She gave a history lesson on how the term “whiteness” was embraced as a political term, “from the beginning of the foundation of this country.” So instead of referring to everyone by their ethnicity or nationality, such as German or Belgian or Irish, Caucasians were all called white.
Those who came over as indentured servants had more in common economically with those brought here as slaves. But in order to create a hierarchy of oppression, poor whites were made overseers of slaves but not allowed access to monied white society, she said.
Steinwender, a black woman with a white husband and three adopted children of Asian descent, told of how her husband, who has blonde hair and blue eyes, recognized his own white privilege.
“I’m married and an immigrant. I drive through the streets of this country with a green card and not once have I been asked to prove I belong here,” he said.

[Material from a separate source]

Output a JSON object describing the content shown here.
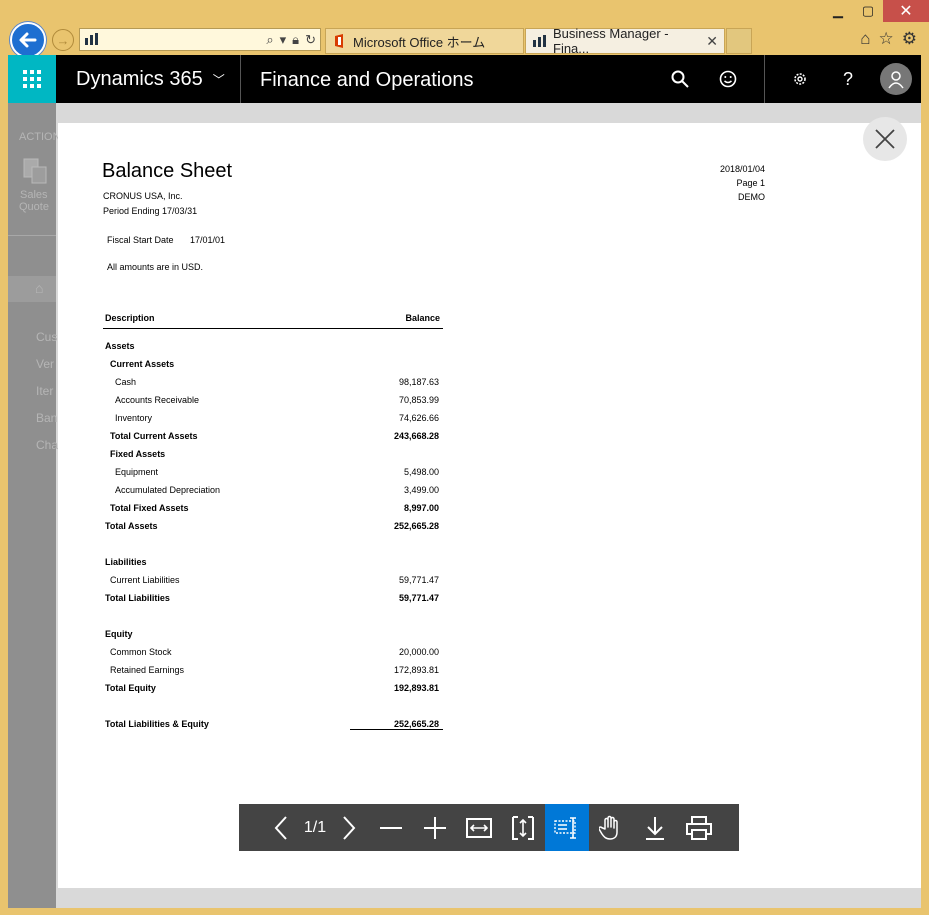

Because of the work she does leading dialogue groups of all races on combating racism and teaching listening skills, she said she sometimes feels like her husband is a spy returning home telling her of distressing conversations he has had while in all white spaces and the subject turns to people of color.
She gives him words.
“You don’t have to fight. You plant your feet straight into the ground, look ’em in the eye, take a deep breath and say, ‘what is it about the way that I look that would make you think I think the same way about people of color that you do?,’” she said.
Throughout the day, churchgoers representing multiple communities raised questions on what they could do. Being aware is a start. Challenging inequality is another. Volunteering in the community is a third.
“When good people remain silent, that is a big problem,” Tomlinson said.
Houston is the fourth largest city in the nation and prides itself on it’s diversity. Payne, however, said the region is racially and economically segregated and should embrace pluralism.
“With diversity you are taught tolerance and counting every person. I tolerate the roaches, the ants, the mosquitoes of Houston as long as they stay in their place. With pluralism every person counts,” he said.
As they consider next steps, Rector Hannah Atkins of Trinity Episcopal called the event “honest, powerful, difficult.”
“There was a myth of a post-racial society after President Barack Hussein Obama won the election,” Payne said. “The pushback you are seeing today is because of those years. Now people’s true and passionate feelings about people of color have been allowed to surface.”